After the Navy, I became a life insurance salesman. That’s when I discovered I wasn’t the best salesman in the world. I was too thin skinned and couldn’t handle rejection. “Boo-hoo, why don’t you want to buy my policy?” The best part of that job was working for Jim Longley, the General Agent of our insurance agency. Jim was incredible—the most inspiring, impressive man I even met. Later, Longley became governor of the state of Maine.
I had a thirty-year career in an electrical wholesaling company, Kirby Risk Supply Co. My assignments over those years included warehouse worker, counter salesman, outside salesman, branch manager, district manager, vice-president, member of the board of directors, and became responsible for directing our strategic planning effort and writing and publishing a weekly newsletter. I hired hundreds of employees over the years, one of them, Michele, became my wife.
During those Kirby Risk years, I used my commercial pilot’s license to fly other managers and executives to out-of-town meetings and was once hired by National Geographic to fly one of its photographers over our town to take aerial photos for an article it was writing. I didn’t know when I agreed to that I would be expected to take the side door off my airplane.

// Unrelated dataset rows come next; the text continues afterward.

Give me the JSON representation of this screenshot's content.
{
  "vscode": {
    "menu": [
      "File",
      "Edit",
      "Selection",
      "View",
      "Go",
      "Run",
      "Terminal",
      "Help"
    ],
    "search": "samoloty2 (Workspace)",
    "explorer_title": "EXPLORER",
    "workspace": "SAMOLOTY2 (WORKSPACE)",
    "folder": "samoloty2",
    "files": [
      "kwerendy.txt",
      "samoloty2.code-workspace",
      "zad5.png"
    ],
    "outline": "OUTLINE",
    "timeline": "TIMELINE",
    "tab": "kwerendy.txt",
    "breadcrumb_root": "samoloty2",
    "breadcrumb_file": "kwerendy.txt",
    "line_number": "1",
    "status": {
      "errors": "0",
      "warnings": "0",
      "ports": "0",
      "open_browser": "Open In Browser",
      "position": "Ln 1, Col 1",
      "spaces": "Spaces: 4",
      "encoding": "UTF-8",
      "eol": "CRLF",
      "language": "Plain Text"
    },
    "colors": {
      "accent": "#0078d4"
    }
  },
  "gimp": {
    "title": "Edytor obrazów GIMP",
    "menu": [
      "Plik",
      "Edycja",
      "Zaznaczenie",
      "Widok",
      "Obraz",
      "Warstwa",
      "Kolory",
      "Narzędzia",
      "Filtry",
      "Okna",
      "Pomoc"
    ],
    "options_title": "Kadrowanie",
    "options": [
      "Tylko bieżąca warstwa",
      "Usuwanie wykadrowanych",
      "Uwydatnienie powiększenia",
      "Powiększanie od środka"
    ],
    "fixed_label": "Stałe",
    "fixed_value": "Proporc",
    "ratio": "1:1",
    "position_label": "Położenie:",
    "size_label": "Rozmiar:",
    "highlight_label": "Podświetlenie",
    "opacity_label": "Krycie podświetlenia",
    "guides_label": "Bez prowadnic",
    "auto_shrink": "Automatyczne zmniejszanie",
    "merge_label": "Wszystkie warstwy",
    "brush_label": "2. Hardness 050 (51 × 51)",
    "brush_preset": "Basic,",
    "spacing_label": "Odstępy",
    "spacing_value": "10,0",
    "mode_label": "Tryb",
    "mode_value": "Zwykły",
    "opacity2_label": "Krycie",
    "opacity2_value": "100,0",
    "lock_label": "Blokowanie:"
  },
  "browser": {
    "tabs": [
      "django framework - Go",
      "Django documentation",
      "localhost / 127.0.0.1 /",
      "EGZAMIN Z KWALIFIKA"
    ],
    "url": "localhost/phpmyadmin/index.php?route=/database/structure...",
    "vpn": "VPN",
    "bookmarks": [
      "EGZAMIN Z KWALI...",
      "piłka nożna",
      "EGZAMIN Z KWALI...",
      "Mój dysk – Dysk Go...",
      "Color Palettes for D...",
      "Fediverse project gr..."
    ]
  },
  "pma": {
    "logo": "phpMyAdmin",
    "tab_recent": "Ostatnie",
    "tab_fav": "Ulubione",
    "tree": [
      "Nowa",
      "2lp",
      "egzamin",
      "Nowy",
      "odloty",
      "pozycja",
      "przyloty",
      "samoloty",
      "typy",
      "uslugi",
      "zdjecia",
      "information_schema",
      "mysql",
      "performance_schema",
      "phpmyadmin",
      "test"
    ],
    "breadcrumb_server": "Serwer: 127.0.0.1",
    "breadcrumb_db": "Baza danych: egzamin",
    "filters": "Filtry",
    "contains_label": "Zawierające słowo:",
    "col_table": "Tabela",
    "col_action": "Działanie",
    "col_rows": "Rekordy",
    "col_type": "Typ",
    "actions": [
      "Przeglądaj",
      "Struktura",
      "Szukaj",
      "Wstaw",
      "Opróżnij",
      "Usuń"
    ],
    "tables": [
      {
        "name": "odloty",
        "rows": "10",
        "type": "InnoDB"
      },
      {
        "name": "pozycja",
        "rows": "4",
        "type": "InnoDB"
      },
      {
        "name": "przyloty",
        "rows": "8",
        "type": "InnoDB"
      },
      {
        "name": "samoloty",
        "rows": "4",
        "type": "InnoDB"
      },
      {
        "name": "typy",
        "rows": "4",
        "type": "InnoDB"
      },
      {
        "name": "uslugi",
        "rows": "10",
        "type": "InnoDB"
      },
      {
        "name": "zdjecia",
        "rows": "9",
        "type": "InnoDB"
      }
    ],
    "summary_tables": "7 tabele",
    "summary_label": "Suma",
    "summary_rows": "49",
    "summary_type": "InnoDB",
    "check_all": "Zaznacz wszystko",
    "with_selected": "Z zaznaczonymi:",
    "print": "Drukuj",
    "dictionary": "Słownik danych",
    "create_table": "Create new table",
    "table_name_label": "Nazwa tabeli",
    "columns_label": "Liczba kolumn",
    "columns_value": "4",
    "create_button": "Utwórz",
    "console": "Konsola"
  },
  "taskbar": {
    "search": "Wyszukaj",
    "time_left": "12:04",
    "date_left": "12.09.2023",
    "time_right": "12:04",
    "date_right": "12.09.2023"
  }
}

I have also written and published magazine articles and three books. One of my favorite activities is public speaking to service clubs, library groups, and military organizations. Although speaking wages usually amounted to nothing more than a gift coffee mug, a framed certificate of appreciation, or a free meal, I did have one engagement in Boston that included airfare, hotel and travel benefits. My presentations have been about genealogy research, motorcycling adventures, sailing experiences, running achievements, and aviation exploits.
The least favorite job during all those years was the factory timekeeper job. Boring! There were several favorites. My service in the Navy tops the list. The 30-year wholesaling career included numerous highlights. And writing and speaking opportunities have brought many post-retirement satisfactions.
I bet a number of my readers have had equally unique and interesting jobs. I’d like to hear about them. That might make an interesting follow-up blog article.